If you are dissatisfied with the determination of the BPAAR, you have 30 days to file an appeal to the Court of Common Pleas Board of Viewers. 
 
Can I do this on my own?  What is the benefit of hiring a lawyer? 
 
Property owners have successfully represented themselves in assessment appeals. Your chance of success depends upon your ability to gather relevant evidence supporting a lower value and your ability to present this evidence in a succinct, efficient and compelling manner.

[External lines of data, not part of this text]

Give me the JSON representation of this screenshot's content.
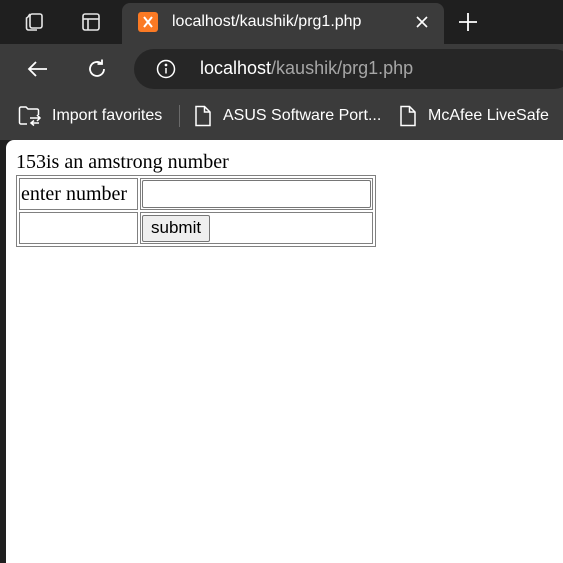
{
  "browser": {
    "tab": {
      "title": "localhost/kaushik/prg1.php"
    },
    "address": {
      "host": "localhost",
      "path": "/kaushik/prg1.php"
    },
    "favorites": [
      {
        "label": "Import favorites"
      },
      {
        "label": "ASUS Software Port..."
      },
      {
        "label": "McAfee LiveSafe"
      }
    ],
    "colors": {
      "tab_bg": "#3b3b3b",
      "strip_bg": "#1f1f1f",
      "favicon": "#fb7a24"
    }
  },
  "page": {
    "result_text": "153is an amstrong number",
    "form": {
      "label": "enter number",
      "input_value": "",
      "submit_label": "submit"
    }
  }
}
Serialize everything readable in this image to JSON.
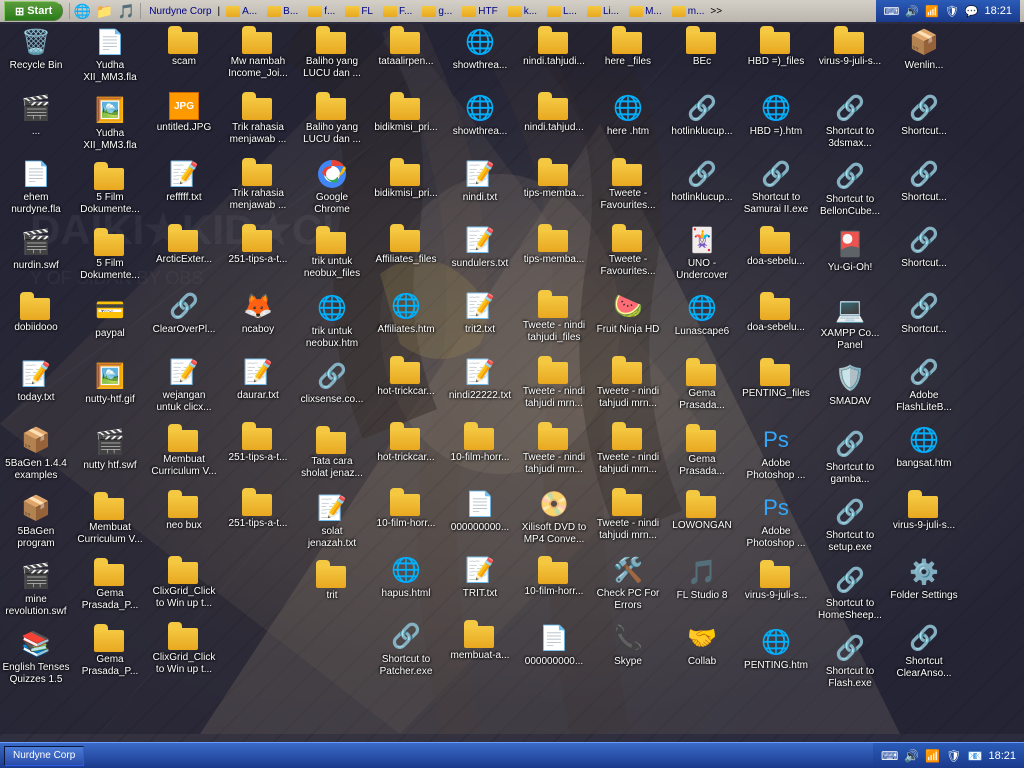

Simply arguing that the new numbers are not fair or even outrageous won't cut it.  Neither will pointing out a few flaws or maintenance problems. 
 
Hiring a lawyer is beneficial in many ways.  Crist Law Center has the experience and resources to find relevant evidence, create meaningful comparable property and current sales data evidence, as well as prepare a succinct presentation of your case. Keep in mind the BPAAR meets once every TWO weeks and there are only a few hearing officers.  Therefore, presenting a powerful, relevant and meaningful case in an efficient way is critical. This is not the forum to get lost in claims of unfairness or emotions of outrage.  You get one shot at presenting evidence at the hearing - remember the decision to decrease is only based upon evidence presented at the hearing - a lawyer experienced in litigation will ensure all relevant evidence available is presented in a meangful way to the hearing officer. 
  
If I do this on my own, where can I find resources and information?
 
Information of assessment appeals and forms can be found at the Allegheny County Assessment webpage.  The page is located here.
 
The formal appeal forms is available on the County Website and is linked here:
Formal Appeal Form  (City of Pgh and Mt. Oliver)
 
Property owners can request an informal review by calling 412-350-4600 or by going to the County Informal Review webpage here.
 
 
If I hire Attorney Crist, what is her experience in dealing with property valuations and assessment appeals?
 
The last time the County re-assessed properties was about a decade ago and, like the situation today, property owners were upset and many appeals were filed.  Attorney Crist represented property owners back in the early 2000's and has experience with the process and what is required for successful represention. Moreover, throughout the past decade in other areas of her law practice she has regularly handled matters such as equitable distribution disputes involving the proper valuation of real estate and critical evaluation of competing property appraisals. This experience is invaluable when faced with the school district attorney who is prepared to support the higher assessed value.  She is also extremely skilled at utilizing a host of resources in compiling a comprehensive set of compariable properties and recent property sales including databases containing property, characteristic, sales and assessment information. 
 
Should you decide to hire Crist Law Center, we get to work right away gathering information from you as well as from our own resources.  Contact us today for a free consultation at 412-343-3607 or contact Attorney Crist directly at mecrist@crist-law.com